We know that the easy way to find the smallest number of a list would simply be n comparisons, and if we wanted the 2nd smallest number we could go through it again or just keep track of another variable during the first iteration. Either way, this would take 2n comparisons to find both numbers.

So suppose that I had a list of n distinct elements, and I wanted to find the smallest and the 2nd smallest. Yes, the optimal algorithm takes at most n + ceiling(lg n) - 2 comparisons. (Not interested in the optimal way though)

But suppose then that you're forced to use the easy algorithm, the one that takes 2n comparisons. In the worst case, it'd take 2n comparisons. But what about the average? What would be the average number of comparisons it'd take to find the smallest and the 2nd smallest using the easy brute force algorithm?

EDIT: It'd have to be smaller than 2n -- (copied and pasted from my comment below) I compare the index I am at to the tmp2 variable keeping track of 2nd smallest. I don't need to make another comparison to tmp1 variable keeping track of smallest unless the value at my current index is smaller than tmp2. So you can reduce the number of comparisons from 2n. It'd still take more than n though. Yes in worst case this would still take 2n comparisons. But on average if everything is randomly put in...

I'd guess that it'd be n + something comparisons, but I can't figure out the 2nd part. I'd imagine that there would be some way to involve log n somehow, but any ideas on how to prove that?

(Coworker asked me this at lunch, and I got stumped. Sorry) Once again, I'm not interested in the optimal algorithm since that one is kinda common knowledge.

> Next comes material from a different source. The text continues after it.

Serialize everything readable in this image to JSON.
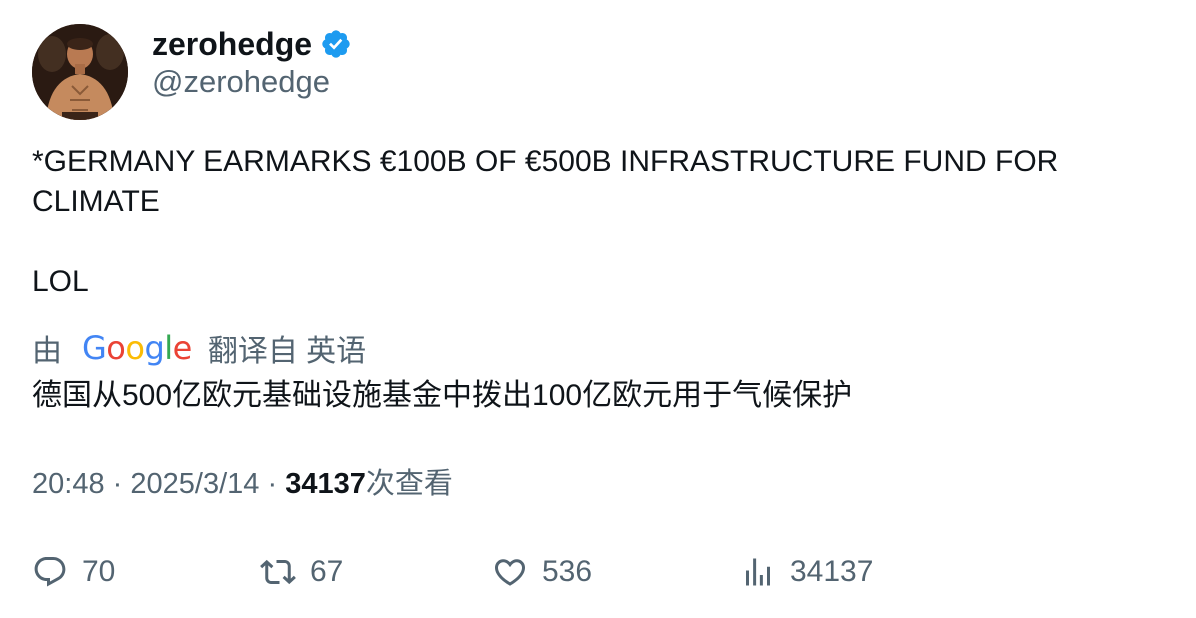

unlessthe value at my current index is smaller than tmp2. So you can reduce the number of comparisons from 2n. It'd still take more than n though. Yes in worst case this would still take 2n comparisons. But on average if everything is randomly put in... that's where I'm stuck. – user2154689 Mar 10 '13 at 20:54